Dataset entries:
►
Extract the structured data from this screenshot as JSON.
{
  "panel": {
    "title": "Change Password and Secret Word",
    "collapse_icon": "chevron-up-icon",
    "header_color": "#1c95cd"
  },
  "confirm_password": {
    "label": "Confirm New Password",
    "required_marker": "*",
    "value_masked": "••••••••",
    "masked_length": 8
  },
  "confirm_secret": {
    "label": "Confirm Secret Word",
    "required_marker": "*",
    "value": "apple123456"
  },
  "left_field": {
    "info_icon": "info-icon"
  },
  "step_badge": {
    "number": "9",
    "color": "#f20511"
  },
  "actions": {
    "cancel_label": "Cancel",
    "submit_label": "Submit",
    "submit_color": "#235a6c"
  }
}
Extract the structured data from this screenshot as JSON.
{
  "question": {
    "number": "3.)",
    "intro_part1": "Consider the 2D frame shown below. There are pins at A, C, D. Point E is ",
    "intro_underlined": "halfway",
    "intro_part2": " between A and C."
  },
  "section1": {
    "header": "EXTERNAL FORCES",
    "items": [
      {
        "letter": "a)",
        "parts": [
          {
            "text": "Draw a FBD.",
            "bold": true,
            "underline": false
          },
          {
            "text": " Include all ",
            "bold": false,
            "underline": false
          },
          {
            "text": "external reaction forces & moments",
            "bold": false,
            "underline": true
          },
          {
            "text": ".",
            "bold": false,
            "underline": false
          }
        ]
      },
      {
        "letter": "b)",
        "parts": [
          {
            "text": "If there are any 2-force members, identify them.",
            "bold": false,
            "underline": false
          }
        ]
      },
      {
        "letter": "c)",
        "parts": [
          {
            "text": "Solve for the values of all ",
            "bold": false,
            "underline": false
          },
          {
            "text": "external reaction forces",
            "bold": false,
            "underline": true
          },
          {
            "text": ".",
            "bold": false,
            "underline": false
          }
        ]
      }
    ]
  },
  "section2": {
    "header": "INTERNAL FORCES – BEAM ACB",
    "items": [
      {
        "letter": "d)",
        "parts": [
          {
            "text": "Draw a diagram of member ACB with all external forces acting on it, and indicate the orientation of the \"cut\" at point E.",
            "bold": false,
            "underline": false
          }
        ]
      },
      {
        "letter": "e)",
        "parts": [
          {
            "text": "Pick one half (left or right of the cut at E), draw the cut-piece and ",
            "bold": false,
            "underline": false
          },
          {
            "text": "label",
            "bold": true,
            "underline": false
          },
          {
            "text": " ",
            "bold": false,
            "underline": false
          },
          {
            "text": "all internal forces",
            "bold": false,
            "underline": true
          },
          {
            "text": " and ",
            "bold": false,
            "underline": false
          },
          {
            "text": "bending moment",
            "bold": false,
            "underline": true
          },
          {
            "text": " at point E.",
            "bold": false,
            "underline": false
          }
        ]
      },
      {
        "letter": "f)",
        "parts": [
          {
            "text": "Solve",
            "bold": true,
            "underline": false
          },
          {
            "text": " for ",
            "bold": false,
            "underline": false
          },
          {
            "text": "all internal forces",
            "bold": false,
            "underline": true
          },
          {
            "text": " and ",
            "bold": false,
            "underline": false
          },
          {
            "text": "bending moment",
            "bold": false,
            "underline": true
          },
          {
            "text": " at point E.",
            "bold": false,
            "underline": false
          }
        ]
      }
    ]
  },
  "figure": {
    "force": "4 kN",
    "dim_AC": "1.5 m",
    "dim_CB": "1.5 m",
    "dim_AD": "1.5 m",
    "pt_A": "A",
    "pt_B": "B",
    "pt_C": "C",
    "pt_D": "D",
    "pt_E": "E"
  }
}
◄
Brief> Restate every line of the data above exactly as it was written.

Answer space>
Extract the structured data from this screenshot as JSON.
{
  "panel": {
    "title": "Change Password and Secret Word",
    "collapse_icon": "chevron-up-icon",
    "header_color": "#1c95cd"
  },
  "confirm_password": {
    "label": "Confirm New Password",
    "required_marker": "*",
    "value_masked": "••••••••",
    "masked_length": 8
  },
  "confirm_secret": {
    "label": "Confirm Secret Word",
    "required_marker": "*",
    "value": "apple123456"
  },
  "left_field": {
    "info_icon": "info-icon"
  },
  "step_badge": {
    "number": "9",
    "color": "#f20511"
  },
  "actions": {
    "cancel_label": "Cancel",
    "submit_label": "Submit",
    "submit_color": "#235a6c"
  }
}
Extract the structured data from this screenshot as JSON.
{
  "question": {
    "number": "3.)",
    "intro_part1": "Consider the 2D frame shown below. There are pins at A, C, D. Point E is ",
    "intro_underlined": "halfway",
    "intro_part2": " between A and C."
  },
  "section1": {
    "header": "EXTERNAL FORCES",
    "items": [
      {
        "letter": "a)",
        "parts": [
          {
            "text": "Draw a FBD.",
            "bold": true,
            "underline": false
          },
          {
            "text": " Include all ",
            "bold": false,
            "underline": false
          },
          {
            "text": "external reaction forces & moments",
            "bold": false,
            "underline": true
          },
          {
            "text": ".",
            "bold": false,
            "underline": false
          }
        ]
      },
      {
        "letter": "b)",
        "parts": [
          {
            "text": "If there are any 2-force members, identify them.",
            "bold": false,
            "underline": false
          }
        ]
      },
      {
        "letter": "c)",
        "parts": [
          {
            "text": "Solve for the values of all ",
            "bold": false,
            "underline": false
          },
          {
            "text": "external reaction forces",
            "bold": false,
            "underline": true
          },
          {
            "text": ".",
            "bold": false,
            "underline": false
          }
        ]
      }
    ]
  },
  "section2": {
    "header": "INTERNAL FORCES – BEAM ACB",
    "items": [
      {
        "letter": "d)",
        "parts": [
          {
            "text": "Draw a diagram of member ACB with all external forces acting on it, and indicate the orientation of the \"cut\" at point E.",
            "bold": false,
            "underline": false
          }
        ]
      },
      {
        "letter": "e)",
        "parts": [
          {
            "text": "Pick one half (left or right of the cut at E), draw the cut-piece and ",
            "bold": false,
            "underline": false
          },
          {
            "text": "label",
            "bold": true,
            "underline": false
          },
          {
            "text": " ",
            "bold": false,
            "underline": false
          },
          {
            "text": "all internal forces",
            "bold": false,
            "underline": true
          },
          {
            "text": " and ",
            "bold": false,
            "underline": false
          },
          {
            "text": "bending moment",
            "bold": false,
            "underline": true
          },
          {
            "text": " at point E.",
            "bold": false,
            "underline": false
          }
        ]
      },
      {
        "letter": "f)",
        "parts": [
          {
            "text": "Solve",
            "bold": true,
            "underline": false
          },
          {
            "text": " for ",
            "bold": false,
            "underline": false
          },
          {
            "text": "all internal forces",
            "bold": false,
            "underline": true
          },
          {
            "text": " and ",
            "bold": false,
            "underline": false
          },
          {
            "text": "bending moment",
            "bold": false,
            "underline": true
          },
          {
            "text": " at point E.",
            "bold": false,
            "underline": false
          }
        ]
      }
    ]
  },
  "figure": {
    "force": "4 kN",
    "dim_AC": "1.5 m",
    "dim_CB": "1.5 m",
    "dim_AD": "1.5 m",
    "pt_A": "A",
    "pt_B": "B",
    "pt_C": "C",
    "pt_D": "D",
    "pt_E": "E"
  }
}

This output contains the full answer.